> [Description of the task] Where does the string "wizard" occur in the records? Copy each line that holds it.

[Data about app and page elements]

━━━━━━

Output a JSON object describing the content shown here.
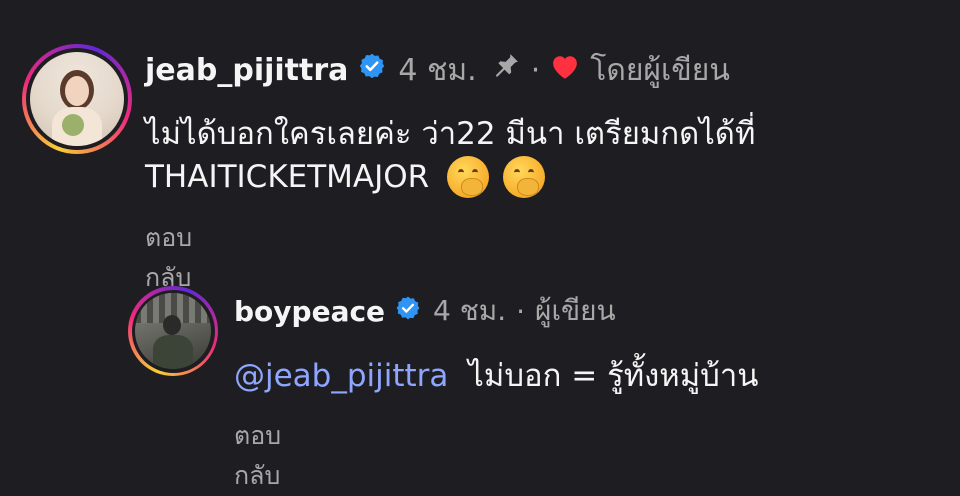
{
  "comment1": {
    "username": "jeab_pijittra",
    "time": "4 ชม.",
    "separator": "·",
    "liked_by_author": "โดยผู้เขียน",
    "text_line1": "ไม่ได้บอกใครเลยค่ะ ว่า22 มีนา เตรียมกดได้ที่",
    "text_line2": "THAITICKETMAJOR",
    "emoji_1": "🤭",
    "emoji_2": "🤭",
    "reply_label": "ตอบกลับ",
    "icons": [
      "verified-badge-icon",
      "pin-icon",
      "heart-icon"
    ]
  },
  "comment2": {
    "username": "boypeace",
    "time": "4 ชม.",
    "separator": "·",
    "author_label": "ผู้เขียน",
    "mention": "@jeab_pijittra",
    "text": "ไม่บอก = รู้ทั้งหมู่บ้าน",
    "reply_label": "ตอบกลับ",
    "icons": [
      "verified-badge-icon"
    ]
  },
  "colors": {
    "background": "#1e1e22",
    "verified": "#2f95f5",
    "heart": "#ff3040",
    "mention": "#8fa6ff",
    "muted": "#a8a8a8"
  }
}
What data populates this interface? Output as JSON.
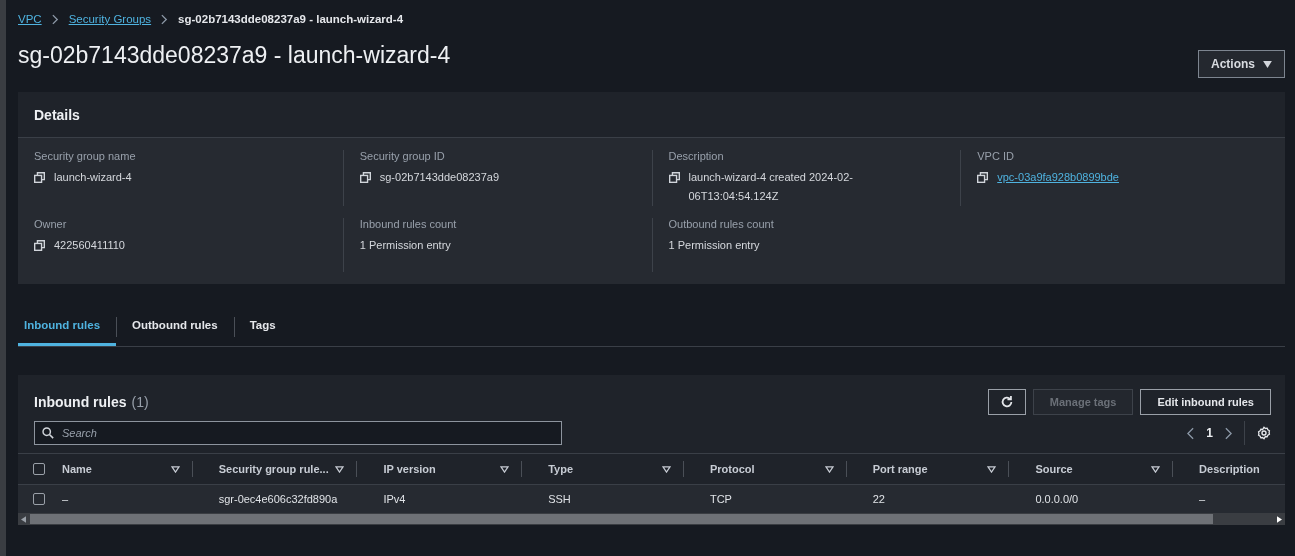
{
  "breadcrumb": [
    {
      "label": "VPC",
      "link": true
    },
    {
      "label": "Security Groups",
      "link": true
    },
    {
      "label": "sg-02b7143dde08237a9 - launch-wizard-4",
      "link": false
    }
  ],
  "title": "sg-02b7143dde08237a9 - launch-wizard-4",
  "actions_button": "Actions",
  "details": {
    "heading": "Details",
    "fields": [
      {
        "label": "Security group name",
        "value": "launch-wizard-4",
        "copyable": true,
        "link": false
      },
      {
        "label": "Security group ID",
        "value": "sg-02b7143dde08237a9",
        "copyable": true,
        "link": false
      },
      {
        "label": "Description",
        "value": "launch-wizard-4 created 2024-02-06T13:04:54.124Z",
        "copyable": true,
        "link": false
      },
      {
        "label": "VPC ID",
        "value": "vpc-03a9fa928b0899bde",
        "copyable": true,
        "link": true
      },
      {
        "label": "Owner",
        "value": "422560411110",
        "copyable": true,
        "link": false
      },
      {
        "label": "Inbound rules count",
        "value": "1 Permission entry",
        "copyable": false,
        "link": false
      },
      {
        "label": "Outbound rules count",
        "value": "1 Permission entry",
        "copyable": false,
        "link": false
      }
    ]
  },
  "tabs": [
    {
      "label": "Inbound rules",
      "selected": true
    },
    {
      "label": "Outbound rules",
      "selected": false
    },
    {
      "label": "Tags",
      "selected": false
    }
  ],
  "rules": {
    "heading": "Inbound rules",
    "count": "(1)",
    "buttons": [
      {
        "kind": "refresh",
        "disabled": false
      },
      {
        "kind": "text",
        "label": "Manage tags",
        "disabled": true
      },
      {
        "kind": "text",
        "label": "Edit inbound rules",
        "disabled": false
      }
    ],
    "search": {
      "placeholder": "Search"
    },
    "all_selected": false,
    "page": "1",
    "columns": [
      {
        "label": "Name",
        "filter": true
      },
      {
        "label": "Security group rule...",
        "filter": true
      },
      {
        "label": "IP version",
        "filter": true
      },
      {
        "label": "Type",
        "filter": true
      },
      {
        "label": "Protocol",
        "filter": true
      },
      {
        "label": "Port range",
        "filter": true
      },
      {
        "label": "Source",
        "filter": true
      },
      {
        "label": "Description",
        "filter": false
      }
    ],
    "rows": [
      {
        "selected": false,
        "cells": [
          "–",
          "sgr-0ec4e606c32fd890a",
          "IPv4",
          "SSH",
          "TCP",
          "22",
          "0.0.0.0/0",
          "–"
        ]
      }
    ]
  }
}
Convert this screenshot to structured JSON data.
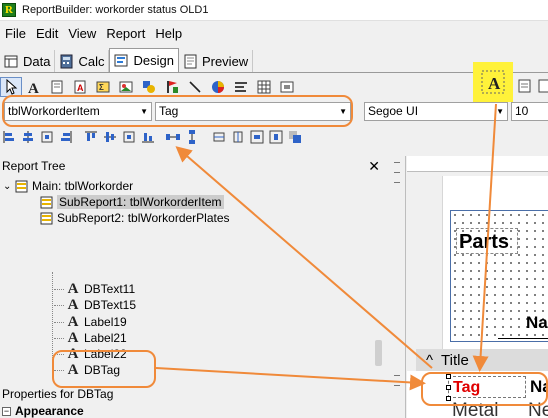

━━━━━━

> [Your response]
      "label": "sg-02b7143dde08237a9 - launch-wizard-4",
  "title": "sg-02b7143dde08237a9 - launch-wizard-4",
        "value": "launch-wizard-4",
        "value": "launch-wizard-4 created 2024-02-06T13:04:54.124Z",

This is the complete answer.